Every day in this country, more than 75,000 men and women go to work at America’s electric cooperatives to keep the lights on for 42 million energy consumers in 48 states. It’s challenging work, but in addition to a paycheck, co-op employees go home each night knowing they’ve helped make their communities better places to live.
Over the next five years, thousands of workers will get to experience that sense of purpose and pride as America’s electric cooperatives hire nearly 15,000 employees nationwide. These new hires will replace Baby Boomers reaching retirement age and accommodate organic growth in the energy industry.
A lineworker high atop a pole is the first image that comes to mind for most people who think about electric cooperative employees. It’s true that lineworkers comprise the largest segment of the co-op workforce — approximately 25 percent — but it takes a variety of talents to keep a cooperative running smoothly.
Information technology and engineering are two rapidly growing career opportunities at co-ops. The need for more high-tech workers is driven by the shift to a smarter electric grid and the growth of renewable energy sources that must be carefully monitored and managed.
Other in-demand career paths at electric cooperatives include finance, member services, equipment operators, energy advisors, communications and marketing, purchasing, administrative support and human resources.
Hundreds of co-ops. One purpose.
For people who enjoy the rural quality of life but want to explore other parts of the country, an electric cooperative career might be the perfect option. There are more than 900 electric cooperatives in the United States, and combined they serve 75 percent of the nation’s landmass.
Co-op lines stretch across every region, climate and geographic feature America has to offer, and each cooperative reflects the character of the community it serves. No matter what living situation and work environment prospective employees might be seeking, they’re sure to find it somewhere in the electric cooperative network.
Although the national statistics are impressive, it doesn’t mean much to a job seeker if his or her local co-op is fully staffed and doesn’t anticipate any openings in the near future. But many jobs – especially lineworkers, equipment operators and other similar roles – are available through regional and national contractors. These contractors are typically hired to supplement local utility crews to help build large projects or repair widespread storm damage. They move from project to project over time, offering employees a chance to see different parts of the country.
They provide a great option for individuals who would like to join their hometown co-op when a position becomes available, but want to start working in the energy industry immediately.
Some people think the only time to start a new career is fresh out of high school or college. While the energy industry offers many rewarding careers to recent grads, it is also a great place to start a second or third career. Lineworker training programs offered through community colleges are growing in popularity among people who previously worked in oil and gas, manufacturing, mining, forestry and other similar industries.

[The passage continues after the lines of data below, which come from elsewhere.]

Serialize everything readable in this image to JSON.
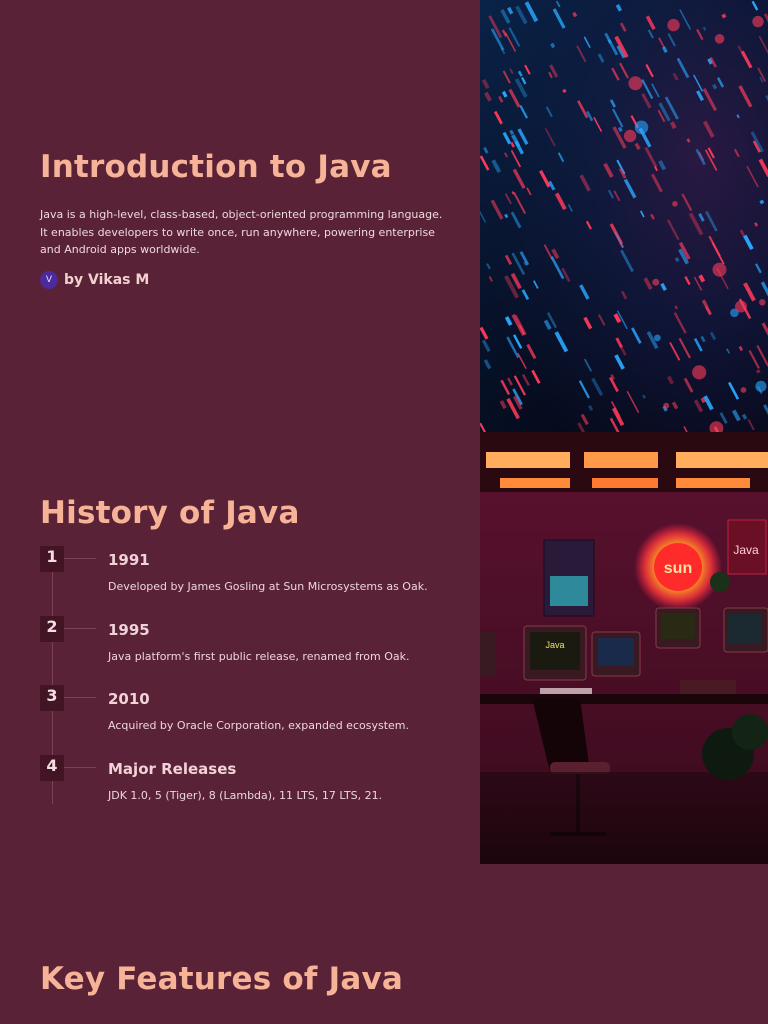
{
  "intro": {
    "title": "Introduction to Java",
    "description": "Java is a high-level, class-based, object-oriented programming language. It enables developers to write once, run anywhere, powering enterprise and Android apps worldwide.",
    "author_initial": "V",
    "author": "by Vikas M"
  },
  "history": {
    "title": "History of Java",
    "items": [
      {
        "num": "1",
        "heading": "1991",
        "text": "Developed by James Gosling at Sun Microsystems as Oak."
      },
      {
        "num": "2",
        "heading": "1995",
        "text": "Java platform's first public release, renamed from Oak."
      },
      {
        "num": "3",
        "heading": "2010",
        "text": "Acquired by Oracle Corporation, expanded ecosystem."
      },
      {
        "num": "4",
        "heading": "Major Releases",
        "text": "JDK 1.0, 5 (Tiger), 8 (Lambda), 11 LTS, 17 LTS, 21."
      }
    ]
  },
  "office_image": {
    "sun_logo": "sun",
    "poster_text": "Java",
    "monitor_text": "Java"
  },
  "features": {
    "title": "Key Features of Java"
  },
  "colors": {
    "background": "#5a2237",
    "heading": "#f6b397",
    "accent_red": "#ff3a5a",
    "accent_blue": "#2aa7ff"
  }
}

Electric cooperatives are also eager to hire military veterans and their spouses. Last year, America’s electric cooperatives launched a program called Vets Power Us..To learn more about the opportunities available across the cooperative network, visit careers.touchstoneenergy.coop.
(Featured Photo – A customer service rep talks on the phone. – By: Scott Van Osdol)